We’re featuring the artists from the Supper Table project throughout the summer. This is the 15th in our series on Supper Table Artists
Septima Clark. A name that should not only be known but revered in the minds of all those living in our country, especially in South Carolina. However, not nearly enough know her name. A 20th century educator and civil rights activist, Clark spent her near 90 years fighting for literacy and equality for black Americans. She developed literacy and citizenship workshops, which she called “Citizenship Schools” in order to educate black individuals on how to not just vote but to fight for their right to vote, to fight for their voice. Her relentless and passionate activism during the height of the Civil Rights Movement led her to be known by Martin Luther King, Jr. as "The Mother of the Movement".
Fortunately, two of our artists have dedicated and are dedicating their visual arts to ensure the name of Septima Clark is quick to all our tongues. Our place-setting artist for this task is Lori Isom. Isom has experienced a varied career as an artist, dedicating years to professional dancing, singing and acting. A figurative and portrait artist for over 20 years, she has been commissioned to do hundreds of individual & family portraits. Her work has been featured in a plethora of places including American Art Collector. She recently completed a one-year artist residency for the City of North Charleston, during which she had the privilege to work on several community-focused projects.

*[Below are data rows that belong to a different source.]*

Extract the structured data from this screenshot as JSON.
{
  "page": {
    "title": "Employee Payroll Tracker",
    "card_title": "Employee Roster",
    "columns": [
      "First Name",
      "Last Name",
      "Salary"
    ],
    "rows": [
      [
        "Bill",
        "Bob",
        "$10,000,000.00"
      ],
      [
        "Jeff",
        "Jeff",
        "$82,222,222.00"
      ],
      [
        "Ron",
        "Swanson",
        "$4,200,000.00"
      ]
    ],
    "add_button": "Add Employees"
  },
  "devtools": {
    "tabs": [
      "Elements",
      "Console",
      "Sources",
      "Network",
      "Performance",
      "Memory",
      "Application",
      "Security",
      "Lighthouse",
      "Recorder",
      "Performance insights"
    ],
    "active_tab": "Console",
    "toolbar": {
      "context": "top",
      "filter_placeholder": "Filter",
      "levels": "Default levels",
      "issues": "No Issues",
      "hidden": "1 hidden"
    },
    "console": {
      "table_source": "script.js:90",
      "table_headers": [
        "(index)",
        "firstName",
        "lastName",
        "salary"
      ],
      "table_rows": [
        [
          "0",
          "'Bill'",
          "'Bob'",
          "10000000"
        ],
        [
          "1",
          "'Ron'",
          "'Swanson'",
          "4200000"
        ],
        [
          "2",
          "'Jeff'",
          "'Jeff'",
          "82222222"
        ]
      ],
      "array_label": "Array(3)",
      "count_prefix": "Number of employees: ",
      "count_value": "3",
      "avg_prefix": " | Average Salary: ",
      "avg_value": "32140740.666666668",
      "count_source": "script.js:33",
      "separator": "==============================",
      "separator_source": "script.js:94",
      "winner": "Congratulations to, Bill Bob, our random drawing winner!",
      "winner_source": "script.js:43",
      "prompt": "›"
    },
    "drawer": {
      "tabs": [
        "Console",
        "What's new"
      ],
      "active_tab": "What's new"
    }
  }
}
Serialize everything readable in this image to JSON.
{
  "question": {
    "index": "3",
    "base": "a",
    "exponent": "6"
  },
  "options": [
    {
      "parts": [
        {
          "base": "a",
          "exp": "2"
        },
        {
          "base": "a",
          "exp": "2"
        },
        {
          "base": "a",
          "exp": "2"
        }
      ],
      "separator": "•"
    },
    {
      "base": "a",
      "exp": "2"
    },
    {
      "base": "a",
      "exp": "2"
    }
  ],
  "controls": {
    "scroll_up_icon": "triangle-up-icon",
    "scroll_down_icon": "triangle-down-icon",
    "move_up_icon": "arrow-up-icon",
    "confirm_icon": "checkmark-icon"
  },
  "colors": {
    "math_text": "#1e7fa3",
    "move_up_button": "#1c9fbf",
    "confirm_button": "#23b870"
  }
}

For her place-setting, Isom used a round baking sheet that she discovered at a local thrift store to represent her own love of baking in the project. Isom recalls that, in creating the piece, she “felt that although [Clark] was certainly a brave, dynamic trailblazer with incredible fortitude, she also seemed to be simple and understated.” Therefore, the artist chose a style for her plate that represented this simplicity. The plate features a portrait of Clark against a red, white, and blue background to represent her fight for voting rights. Colors of red, black, and green are also present to pay homage to her African roots. Quotes from Clark decorate the border of the plate.
Complementing the style of this place-setting, is a film by artist Faye Riley. Riley has a PhD in Theatre and Film from the University of Kansas and is a teacher, writer, and filmmaker based in Columbia. She has created ten short films and has taught scriptwriting for ten years. Her influences include Agnes Varda, Georgia O’Keefe, Ed Small, and her parents. She is consistently creating and working on new projects and has a feature film in New York in addition to this project.
For her film, Riley has selected a handful of archival materials on Clark. She has combined footage, photographs, and quotes masterfully with different soundscapes to represent, in 90 seconds or less, 90 years of passion and love. The aesthetic simplicity of utilizing these found images and recordings of Clark is able to do exactly what needs to be done – tell us who Clark is while proving she was, and still is in spirit, a force to be reckoned with.
Isom’s place-setting and Riley’s film will be on view at both opening events for the Supper Table. Our opening night event is Friday, September 6th, at Trustus Theatre, and tickets start at $50. Our second opening event is Sunday, September 8th, at Harbison Theatre, and tickets start at $15.
- Christina Xan